Tuesday, 29 July 2014

Big "Siss"

A few weeks ago I tumbled into Sissinghurst. Tangled, jangled at odds with myself. I cursed my own stupidity, it was a warm mid-summerish mid-morning and I tipped up with coach loads of Garden Tours...literally coach chaos! And still, amidst the thrumming Big "Siss" delivered!

In the arched brick entrance, notes from the head gardener written onto a slate with single blooms arranged in a lovely  wooden stand. Terracotta pots labeled in chalk...simple and honest, I make a mental note to do this myself...instead of a gift tag.You can read more from the gardeners here.

Garden and buildings converge at Sissinghurst to create a beautiful English symphony of brickwork, oak timbers, hung tiles all festooned with foliage and flower. They heighten one another.

I saw something of Vita in this statuesque visitor, perfectly attired visitor.

Heady? Yes! I scuttled away from the madding crowd and headed for the giant archway wondering how Adam Nicolson and Sarah Raven had progressed their vision of reinstating the kitchen garden. The view through is bucolic indeed...
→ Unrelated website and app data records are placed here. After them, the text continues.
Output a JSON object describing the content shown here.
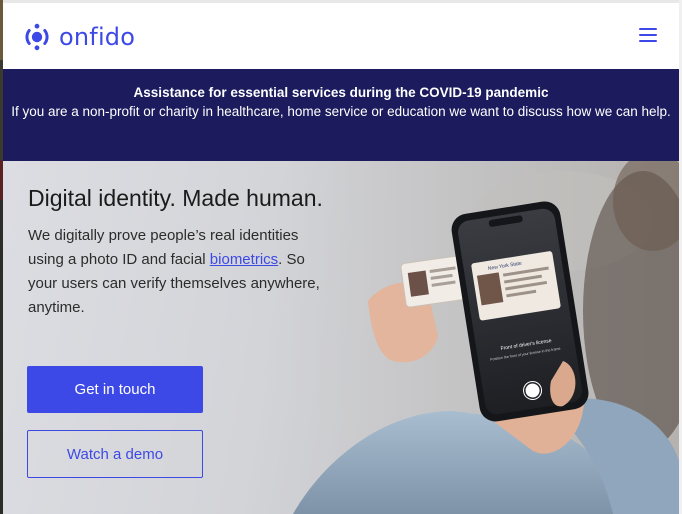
{
  "brand": {
    "name": "onfido",
    "accent_color": "#3d49e6",
    "logo_icon": "onfido-logo-icon"
  },
  "header": {
    "menu_icon": "hamburger-menu-icon"
  },
  "banner": {
    "title": "Assistance for essential services during the COVID-19 pandemic",
    "body": "If you are a non-profit or charity in healthcare, home service or education we want to discuss how we can help.",
    "background_color": "#1b1b5e"
  },
  "hero": {
    "title": "Digital identity. Made human.",
    "subtitle_before_link": "We digitally prove people’s real identities using a photo ID and facial ",
    "subtitle_link": "biometrics",
    "subtitle_after_link": ". So your users can verify themselves anywhere, anytime.",
    "primary_button": "Get in touch",
    "secondary_button": "Watch a demo",
    "phone_screen": {
      "id_heading": "New York State",
      "caption_title": "Front of driver's license",
      "caption_sub": "Position the front of your license in the frame"
    }
  }
}
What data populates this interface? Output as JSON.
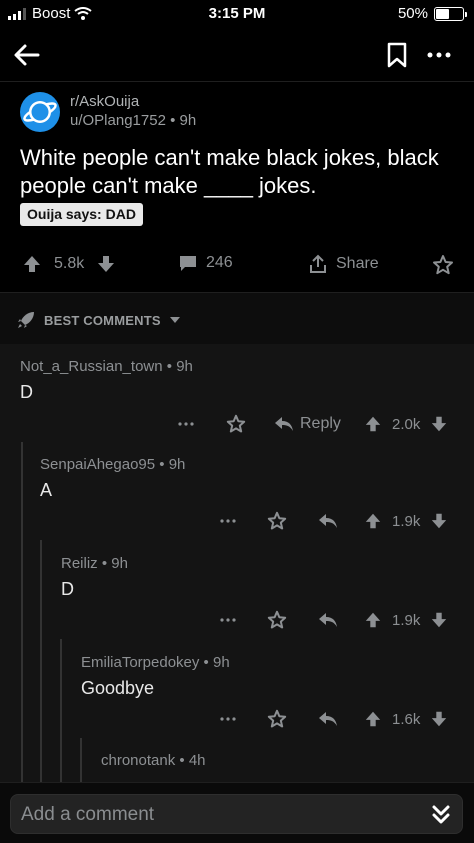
{
  "status_bar": {
    "carrier": "Boost",
    "time": "3:15 PM",
    "battery": "50%",
    "battery_level": 0.5
  },
  "nav": {
    "back_icon": "arrow-left-icon",
    "save_icon": "bookmark-icon",
    "more_icon": "more-dots-icon"
  },
  "post": {
    "subreddit": "r/AskOuija",
    "author": "u/OPlang1752",
    "age": "9h",
    "title": "White people can't make black jokes, black people can't make ____ jokes.",
    "flair": "Ouija says: DAD",
    "votes": "5.8k",
    "comments": "246",
    "share_label": "Share"
  },
  "sort": {
    "label": "BEST COMMENTS"
  },
  "comments": [
    {
      "author": "Not_a_Russian_town",
      "age": "9h",
      "body": "D",
      "reply_label": "Reply",
      "votes": "2.0k",
      "depth": 0
    },
    {
      "author": "SenpaiAhegao95",
      "age": "9h",
      "body": "A",
      "votes": "1.9k",
      "depth": 1
    },
    {
      "author": "Reiliz",
      "age": "9h",
      "body": "D",
      "votes": "1.9k",
      "depth": 2
    },
    {
      "author": "EmiliaTorpedokey",
      "age": "9h",
      "body": "Goodbye",
      "votes": "1.6k",
      "depth": 3
    },
    {
      "author": "chronotank",
      "age": "4h",
      "depth": 4
    }
  ],
  "comment_bar": {
    "placeholder": "Add a comment"
  },
  "colors": {
    "background": "#000000",
    "comments_background": "#141414",
    "text": "#d7dadc",
    "muted": "#8d9093",
    "subreddit_icon": "#1e90e8"
  }
}
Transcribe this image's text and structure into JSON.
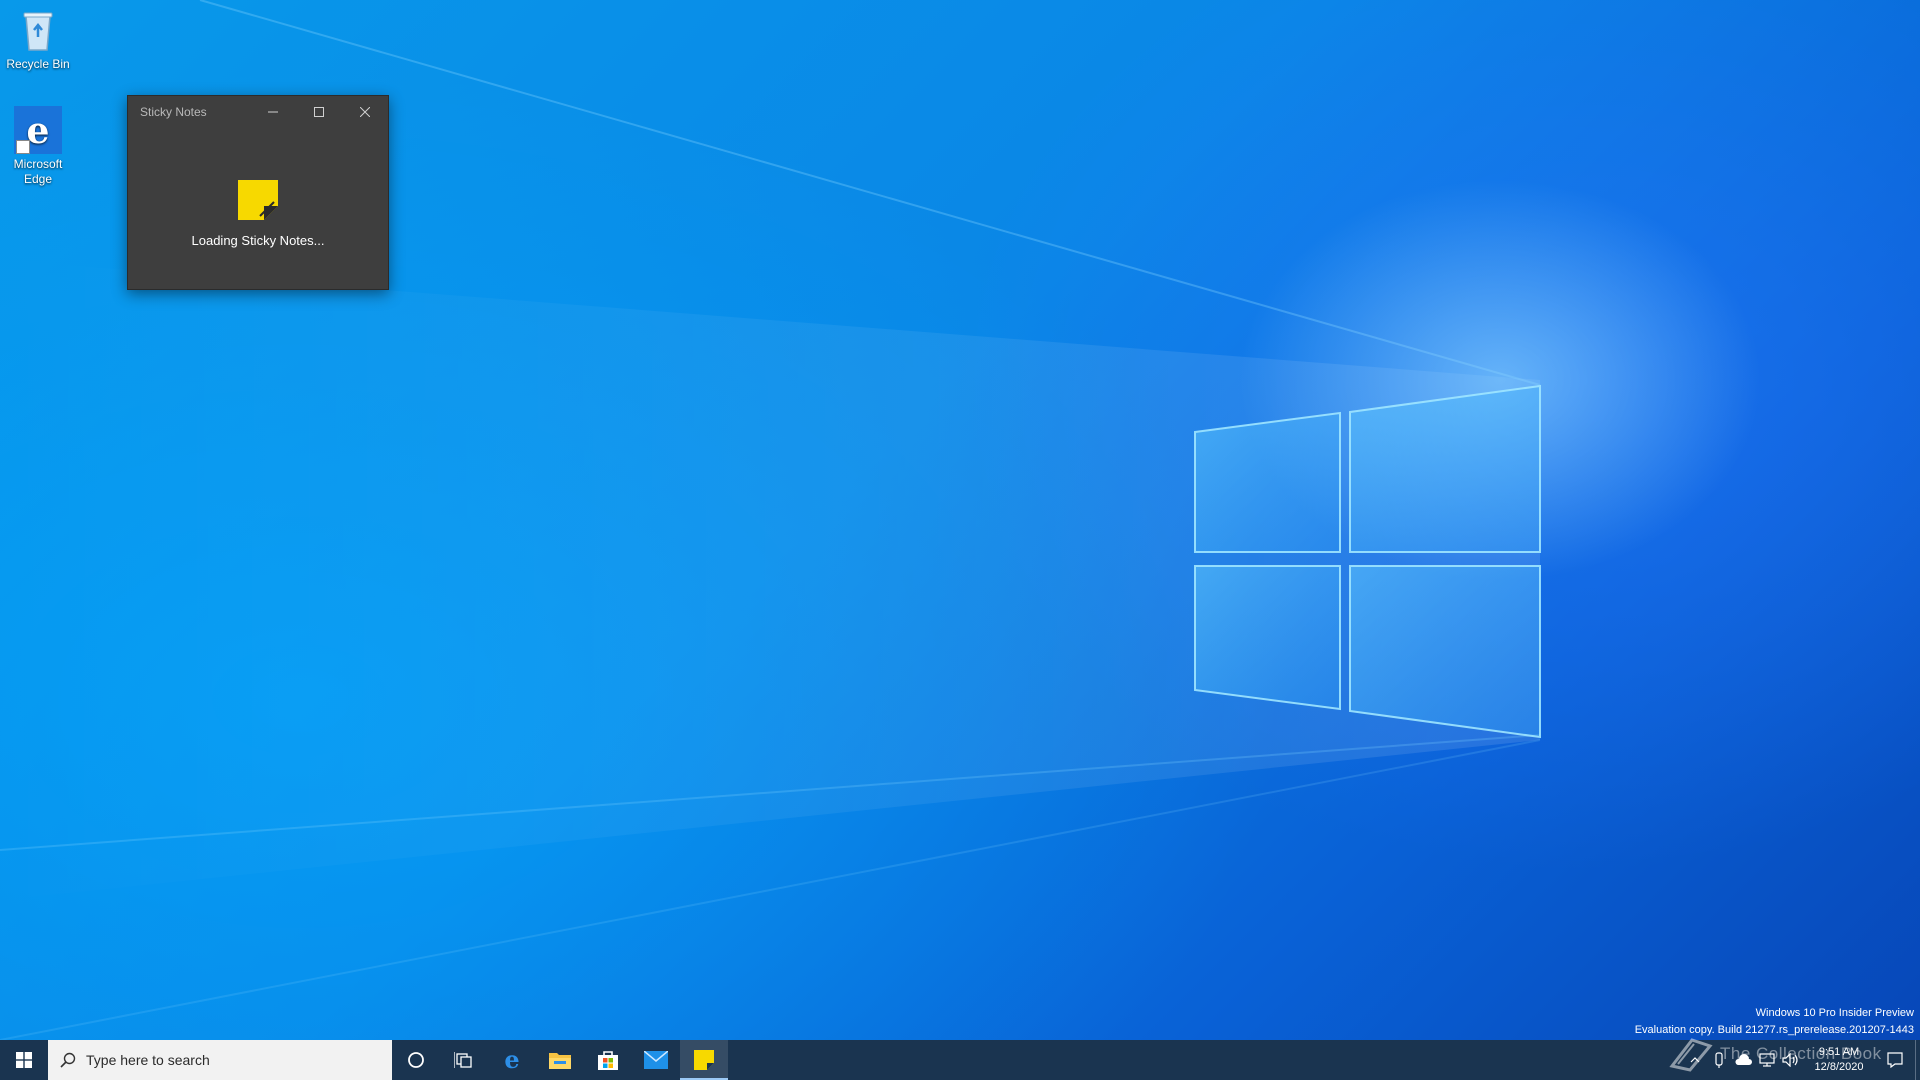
{
  "desktop": {
    "icons": [
      {
        "label": "Recycle Bin",
        "icon": "recycle-bin-icon"
      },
      {
        "label": "Microsoft Edge",
        "icon": "edge-icon"
      }
    ]
  },
  "sticky_notes": {
    "title": "Sticky Notes",
    "loading_text": "Loading Sticky Notes...",
    "accent": "#f7d900"
  },
  "watermark": {
    "line1": "Windows 10 Pro Insider Preview",
    "line2": "Evaluation copy. Build 21277.rs_prerelease.201207-1443"
  },
  "overlay_watermark": "The Collection Book",
  "taskbar": {
    "search_placeholder": "Type here to search",
    "pinned": [
      {
        "name": "cortana",
        "icon": "cortana-icon"
      },
      {
        "name": "task-view",
        "icon": "task-view-icon"
      },
      {
        "name": "edge",
        "icon": "edge-icon"
      },
      {
        "name": "file-explorer",
        "icon": "folder-icon"
      },
      {
        "name": "store",
        "icon": "store-icon"
      },
      {
        "name": "mail",
        "icon": "mail-icon"
      },
      {
        "name": "sticky-notes",
        "icon": "sticky-notes-icon",
        "active": true
      }
    ],
    "clock": {
      "time": "9:51 AM",
      "date": "12/8/2020"
    }
  }
}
A walk past a meadow brimful with sweet grass and dozing lambs brings me to a fully formed and large kitchen garden with flowers for cutting...hooray...
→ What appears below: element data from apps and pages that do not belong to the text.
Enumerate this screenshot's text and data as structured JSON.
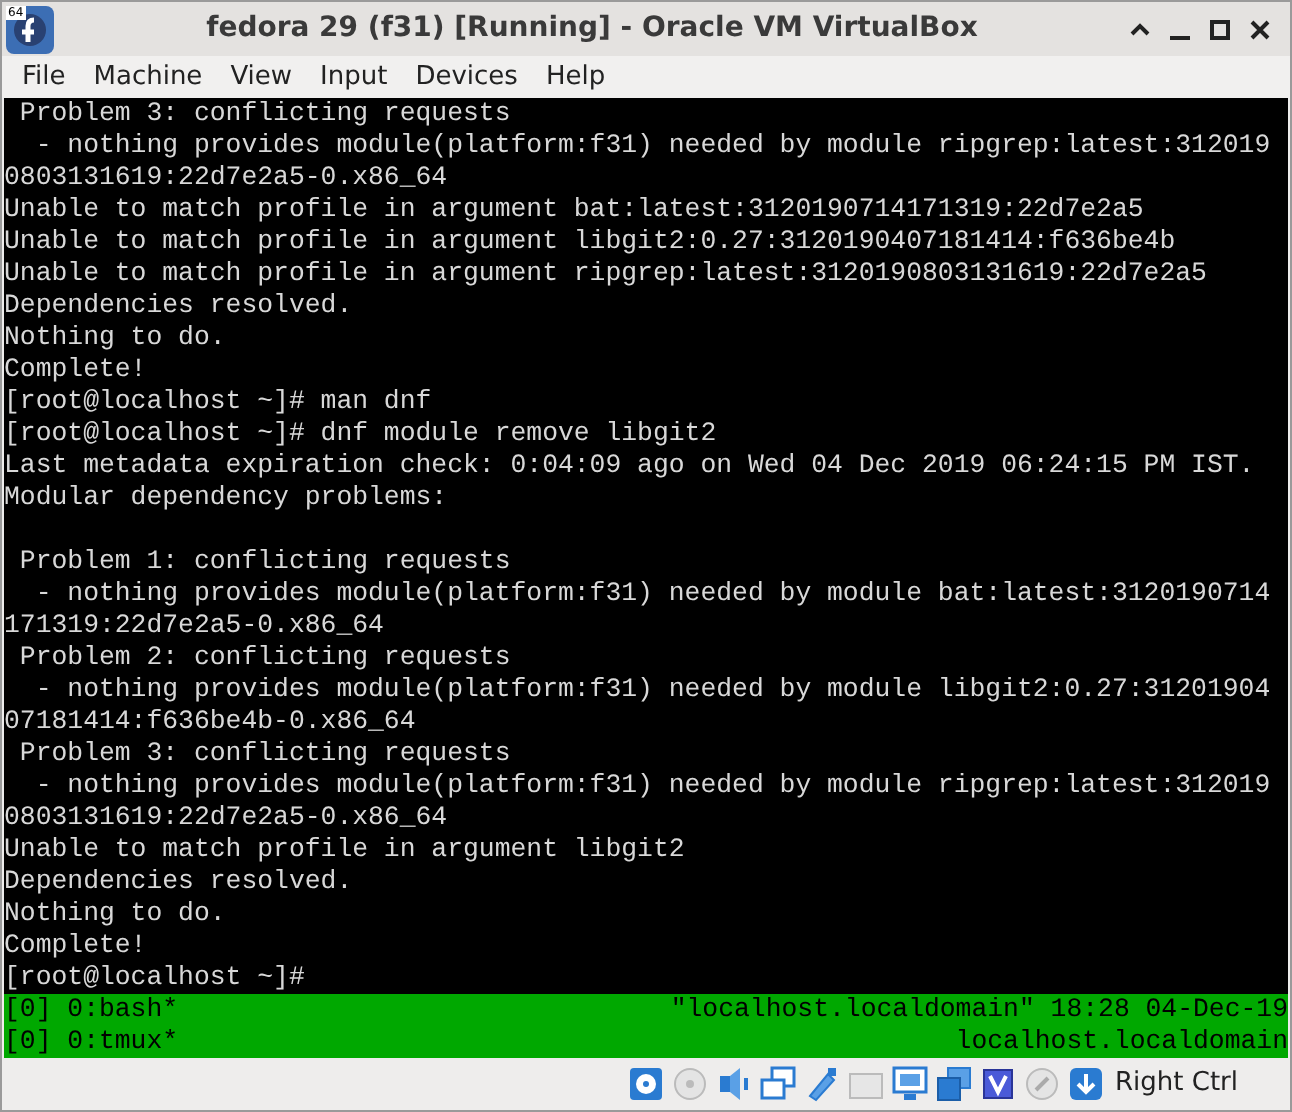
{
  "window": {
    "title": "fedora 29 (f31) [Running] - Oracle VM VirtualBox",
    "logo_badge": "64"
  },
  "menu": [
    "File",
    "Machine",
    "View",
    "Input",
    "Devices",
    "Help"
  ],
  "terminal": {
    "lines": [
      {
        "kind": "text",
        "text": " Problem 3: conflicting requests"
      },
      {
        "kind": "text",
        "text": "  - nothing provides module(platform:f31) needed by module ripgrep:latest:312019"
      },
      {
        "kind": "text",
        "text": "0803131619:22d7e2a5-0.x86_64"
      },
      {
        "kind": "text",
        "text": "Unable to match profile in argument bat:latest:3120190714171319:22d7e2a5"
      },
      {
        "kind": "text",
        "text": "Unable to match profile in argument libgit2:0.27:3120190407181414:f636be4b"
      },
      {
        "kind": "text",
        "text": "Unable to match profile in argument ripgrep:latest:3120190803131619:22d7e2a5"
      },
      {
        "kind": "text",
        "text": "Dependencies resolved."
      },
      {
        "kind": "text",
        "text": "Nothing to do."
      },
      {
        "kind": "text",
        "text": "Complete!"
      },
      {
        "kind": "text",
        "text": "[root@localhost ~]# man dnf"
      },
      {
        "kind": "text",
        "text": "[root@localhost ~]# dnf module remove libgit2"
      },
      {
        "kind": "text",
        "text": "Last metadata expiration check: 0:04:09 ago on Wed 04 Dec 2019 06:24:15 PM IST."
      },
      {
        "kind": "text",
        "text": "Modular dependency problems:"
      },
      {
        "kind": "blank"
      },
      {
        "kind": "text",
        "text": " Problem 1: conflicting requests"
      },
      {
        "kind": "text",
        "text": "  - nothing provides module(platform:f31) needed by module bat:latest:3120190714"
      },
      {
        "kind": "text",
        "text": "171319:22d7e2a5-0.x86_64"
      },
      {
        "kind": "text",
        "text": " Problem 2: conflicting requests"
      },
      {
        "kind": "text",
        "text": "  - nothing provides module(platform:f31) needed by module libgit2:0.27:31201904"
      },
      {
        "kind": "text",
        "text": "07181414:f636be4b-0.x86_64"
      },
      {
        "kind": "text",
        "text": " Problem 3: conflicting requests"
      },
      {
        "kind": "text",
        "text": "  - nothing provides module(platform:f31) needed by module ripgrep:latest:312019"
      },
      {
        "kind": "text",
        "text": "0803131619:22d7e2a5-0.x86_64"
      },
      {
        "kind": "text",
        "text": "Unable to match profile in argument libgit2"
      },
      {
        "kind": "text",
        "text": "Dependencies resolved."
      },
      {
        "kind": "text",
        "text": "Nothing to do."
      },
      {
        "kind": "text",
        "text": "Complete!"
      },
      {
        "kind": "text",
        "text": "[root@localhost ~]#"
      }
    ],
    "status_rows": [
      {
        "left": "[0] 0:bash*",
        "right": "\"localhost.localdomain\" 18:28 04-Dec-19"
      },
      {
        "left": "[0] 0:tmux*",
        "right": "localhost.localdomain"
      }
    ]
  },
  "host_key": "Right Ctrl"
}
Just glorious to see big Siss looking so fantastic!
 I consider Sissinghurst the elder sister to my other favourite gardens Great Dixter and of course Perch Hill.

My head is swirling with iris and rose scented joy...summertime breezes whisper in my ear.
Inhaling deeply I head for home.

Thursday, 17 July 2014

Mown and Grown

The long days yawn ahead. 
Long and lazy. 
Pyjama clad, Croc footed I head for the fields with the lark and Boodle.
First stop the Cowshed, new doors fresh paint! 
Actually re-claimed doors but let's not quibble it's too early...
The fields are humming already. Choirs of insects sing ~ the grasses sway. The dew drops balance like pearls of sweat, the flowers tangle with the grass, no-one is sure who came with who to this dance.
Where the field runs into the garden fringes it seems to be beckoning the roses, "go wild!"
And the long day yawns ahead. 
The fields are "half-cut!" Drowsy and swoon inducing is the scent of a fallen wildflower meadow. Sorrel, Sweet Vernal, Birdsfoot Trefoil, Tufted Vetch, Clover, seeds and husks all jumbled like a giant bowl of nature's pot-pourri. It smells so sweet...honeydew, golden mead. I think it may be the greatest tea I'll never taste. The tractor drowns out the insects. Cutting long into the evening and the dark.
 Dusk is purple and gold. I head for the fields with Sauvignon and Boodle.
We yawn, the long day stretches behind us. 
Food for the winter.
I suspect I am talking to myself, but should you happen upon this post "Hello! Hello!"
I have been, and continue to be "here" Down the Lane. We are building a new piece of Lane which, whilst exciting, is also utterly terrifying and consuming. I promise to share all with you once we are respectable! In the meantime sending summery greetings or winter greetings to my Faraway friends!

 PS If you are interested in finding out more about native grasses and meadow flowers, The Wildlife Trust is an excellent resource.